YOUR INSTRUCTIONS → The answer must consist of each line of the records below that contains the string "Описание".

INPUT MATERIAL →
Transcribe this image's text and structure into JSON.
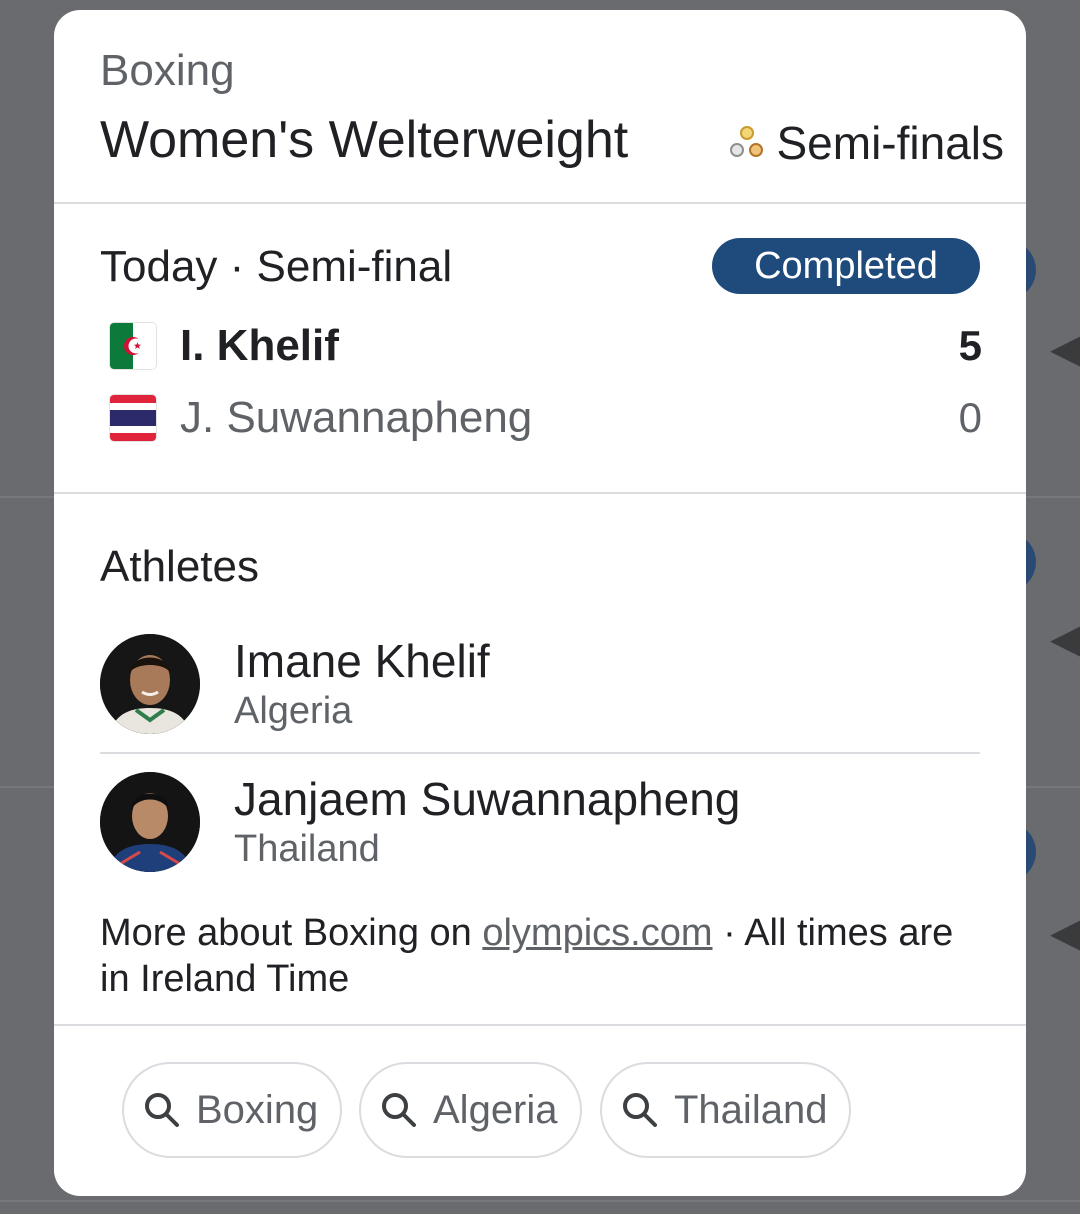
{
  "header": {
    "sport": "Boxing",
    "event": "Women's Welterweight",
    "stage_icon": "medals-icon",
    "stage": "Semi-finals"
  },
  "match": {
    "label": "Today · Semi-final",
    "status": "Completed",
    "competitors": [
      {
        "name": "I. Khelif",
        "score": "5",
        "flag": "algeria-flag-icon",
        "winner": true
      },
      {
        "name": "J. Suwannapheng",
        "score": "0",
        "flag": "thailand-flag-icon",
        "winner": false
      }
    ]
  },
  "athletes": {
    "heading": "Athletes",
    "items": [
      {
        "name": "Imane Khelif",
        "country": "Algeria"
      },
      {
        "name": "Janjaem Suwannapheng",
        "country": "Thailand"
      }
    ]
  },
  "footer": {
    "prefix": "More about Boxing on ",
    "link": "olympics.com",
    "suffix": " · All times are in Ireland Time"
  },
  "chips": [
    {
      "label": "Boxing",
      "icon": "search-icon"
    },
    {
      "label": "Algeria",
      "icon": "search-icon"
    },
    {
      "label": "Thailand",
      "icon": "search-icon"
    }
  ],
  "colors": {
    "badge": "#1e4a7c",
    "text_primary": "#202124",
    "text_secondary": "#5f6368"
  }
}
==
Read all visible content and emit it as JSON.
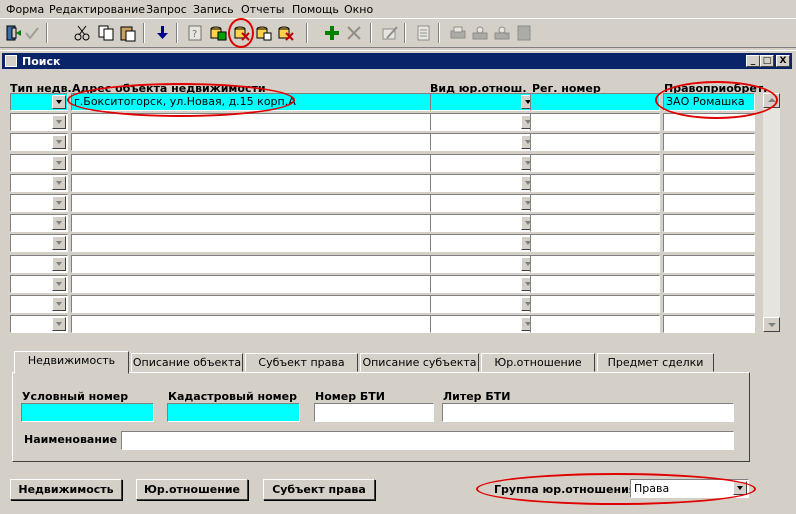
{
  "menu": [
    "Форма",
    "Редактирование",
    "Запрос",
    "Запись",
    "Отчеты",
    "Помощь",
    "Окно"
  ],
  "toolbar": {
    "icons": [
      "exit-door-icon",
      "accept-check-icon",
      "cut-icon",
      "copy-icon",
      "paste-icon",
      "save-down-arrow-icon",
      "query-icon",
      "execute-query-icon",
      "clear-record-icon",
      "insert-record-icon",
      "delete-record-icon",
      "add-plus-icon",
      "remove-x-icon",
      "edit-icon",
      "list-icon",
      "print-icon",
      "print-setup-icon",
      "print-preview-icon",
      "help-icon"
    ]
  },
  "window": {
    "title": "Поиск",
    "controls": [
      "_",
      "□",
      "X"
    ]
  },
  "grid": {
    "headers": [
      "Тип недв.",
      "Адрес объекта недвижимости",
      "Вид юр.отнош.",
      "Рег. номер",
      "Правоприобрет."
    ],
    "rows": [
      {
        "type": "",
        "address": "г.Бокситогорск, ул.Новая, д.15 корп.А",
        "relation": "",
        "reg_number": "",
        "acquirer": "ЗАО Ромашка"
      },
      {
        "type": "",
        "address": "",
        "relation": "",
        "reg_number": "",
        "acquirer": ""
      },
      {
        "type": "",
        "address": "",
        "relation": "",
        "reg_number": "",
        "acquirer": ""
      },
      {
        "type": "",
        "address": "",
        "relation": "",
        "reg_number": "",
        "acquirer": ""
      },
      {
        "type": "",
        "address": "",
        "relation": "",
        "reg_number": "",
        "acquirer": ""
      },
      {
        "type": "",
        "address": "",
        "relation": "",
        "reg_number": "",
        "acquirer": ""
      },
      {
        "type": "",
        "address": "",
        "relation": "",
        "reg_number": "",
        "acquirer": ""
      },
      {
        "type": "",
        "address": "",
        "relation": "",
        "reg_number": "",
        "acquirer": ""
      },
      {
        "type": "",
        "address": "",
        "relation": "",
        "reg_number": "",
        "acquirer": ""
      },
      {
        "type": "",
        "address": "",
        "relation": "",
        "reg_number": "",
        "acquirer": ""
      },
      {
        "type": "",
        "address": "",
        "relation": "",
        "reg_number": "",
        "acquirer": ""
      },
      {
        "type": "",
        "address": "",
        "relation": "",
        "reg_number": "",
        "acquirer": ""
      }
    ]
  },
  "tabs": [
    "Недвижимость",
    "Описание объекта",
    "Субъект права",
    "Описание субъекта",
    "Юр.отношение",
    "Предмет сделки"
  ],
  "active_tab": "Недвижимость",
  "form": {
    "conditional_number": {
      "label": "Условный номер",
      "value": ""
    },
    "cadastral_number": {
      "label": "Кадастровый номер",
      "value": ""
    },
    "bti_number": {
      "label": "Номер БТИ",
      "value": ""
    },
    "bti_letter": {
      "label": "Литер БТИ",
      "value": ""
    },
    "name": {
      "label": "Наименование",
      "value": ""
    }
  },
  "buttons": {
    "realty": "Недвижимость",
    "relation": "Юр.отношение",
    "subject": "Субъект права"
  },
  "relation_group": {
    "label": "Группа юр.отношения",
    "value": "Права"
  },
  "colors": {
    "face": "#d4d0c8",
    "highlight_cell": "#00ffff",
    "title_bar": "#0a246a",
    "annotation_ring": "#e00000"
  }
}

RESPONSE TO THE EXERCISE →
    "Описание объекта",
    "Описание субъекта",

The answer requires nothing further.